This chestnut pavlova recipe is fabulously festive: an exuberant, rich, and luxurious treat for the holidays. The meringue base is crisp on the outside with a soft marshmallowy interior,topped with sweetened chestnut puree (sometimes labeled "chestnut spread;" seek out Clement Faugier brand) followed by swaths of softly whipped cream and splinters of bitter chocolate. This chestnut pavlova is, despite appearances, a relatively easy affair. The only complicated part is the meringue base, and, provided you stash it in a completely airtight container, it can be made 2 days in advance. Handle the baked meringue carefully,as it is quite fragile.
Atapakua is a Purhépecha term that refers to whole range of stew-like dishes thickened with masa. In this atapakua from Imelda Campos Sebastián (also known as doña Mela) of Michoacan, Mexico, sorrel adds bright acidity to a masa-thickened sauce made of a blend of seeds and vegetables. Greens like mature arugula, mustard greens, or Swiss chard can stand in for sorrel in this dish but will lack its punchy flavor. (If substituting heartier Swiss chard or mustard greens for sorrel, remove the stems before using). Doña Mela doesn't serve this dish with lemon, but if sorrel is unavailable, squeeze in a few drops of lemon juice before serving.
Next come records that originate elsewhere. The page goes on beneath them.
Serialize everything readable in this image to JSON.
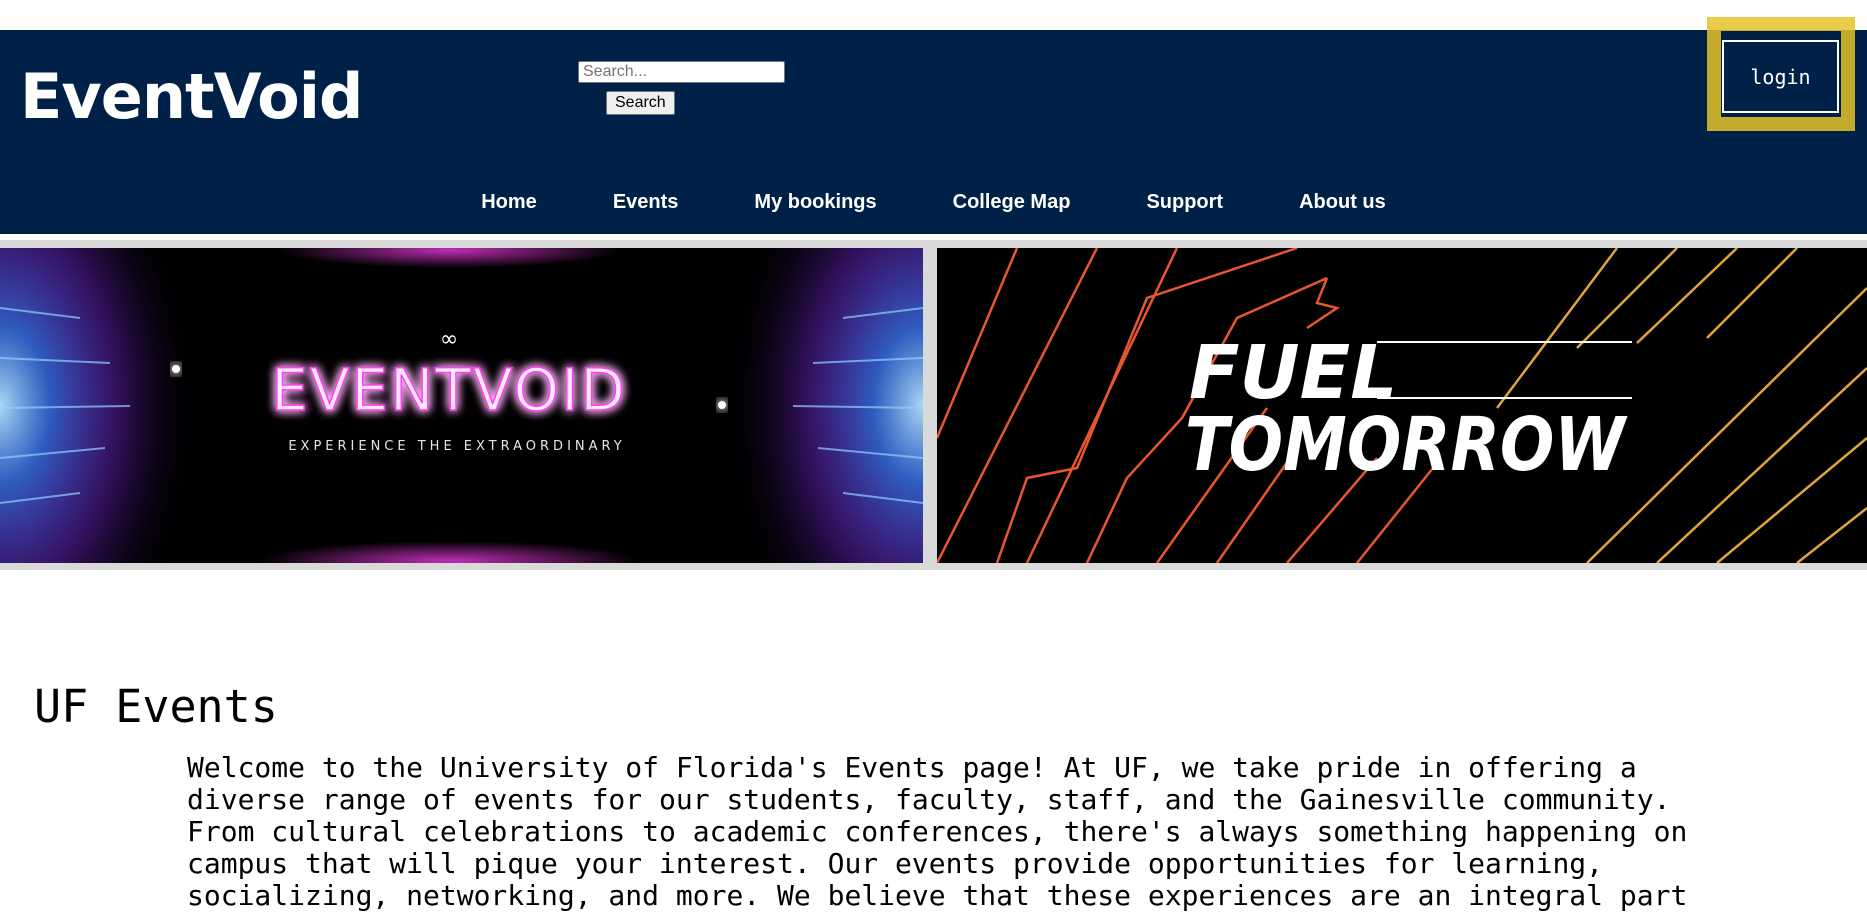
{
  "header": {
    "brand": "EventVoid",
    "search_placeholder": "Search...",
    "search_value": "",
    "search_button": "Search",
    "login_label": "login",
    "nav": [
      "Home",
      "Events",
      "My bookings",
      "College Map",
      "Support",
      "About us"
    ]
  },
  "banners": {
    "left": {
      "symbol": "∞",
      "title": "EVENTVOID",
      "tagline": "EXPERIENCE THE EXTRAORDINARY"
    },
    "right": {
      "line1": "FUEL",
      "line2": "TOMORROW"
    }
  },
  "main": {
    "title": "UF Events",
    "intro": "Welcome to the University of Florida's Events page! At UF, we take pride in offering a\ndiverse range of events for our students, faculty, staff, and the Gainesville community.\nFrom cultural celebrations to academic conferences, there's always something happening on\ncampus that will pique your interest. Our events provide opportunities for learning,\nsocializing, networking, and more. We believe that these experiences are an integral part"
  },
  "colors": {
    "header_bg": "#002147",
    "highlight": "#e6c328",
    "neon_pink": "#ff3df2",
    "fuel_orange": "#e8562e"
  }
}
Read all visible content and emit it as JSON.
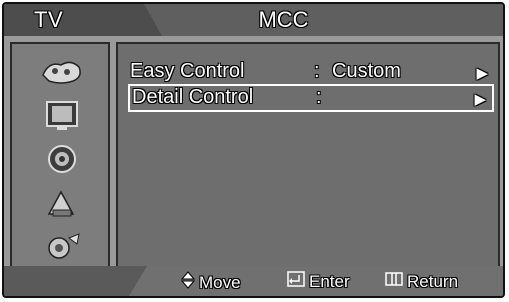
{
  "header": {
    "left_title": "TV",
    "center_title": "MCC"
  },
  "sidebar": {
    "icons": [
      {
        "name": "input-icon"
      },
      {
        "name": "picture-icon"
      },
      {
        "name": "sound-icon"
      },
      {
        "name": "channel-icon"
      },
      {
        "name": "setup-icon"
      }
    ]
  },
  "menu": {
    "items": [
      {
        "label": "Easy Control",
        "separator": ":",
        "value": "Custom",
        "arrow": "▶"
      },
      {
        "label": "Detail Control",
        "separator": ":",
        "value": "",
        "arrow": "▶"
      }
    ],
    "selected_index": 1
  },
  "footer": {
    "move_label": "Move",
    "enter_label": "Enter",
    "return_label": "Return"
  },
  "colors": {
    "frame_bg": "#9a9a9a",
    "panel_bg": "#6e6e6e",
    "header_bg": "#5f5f5f",
    "text": "#ffffff"
  }
}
Yerba buena, similar to orange mint, has a citrusy, minty flavor with notes of pine; look for it or orange mint at Mexican grocery stores or at plant nurseries.
A wooden skewer, dowel, or chopstick is the only special tool needed to make this crispy scrunched phyllo pastry filled with chopped nuts and drizzled with sugary syrup. A splash of fresh lemon juice adds bright, zesty flavor to the syrup that balances both the sweetness of the pastry and the rich, buttery walnuts. The recipe is from Roberta Kochakian of Los Angeles, who is descended from a family of Armenian Genocide survivors and has devoted much of her life to chronicling traditional Armenian recipes and cooking techniques.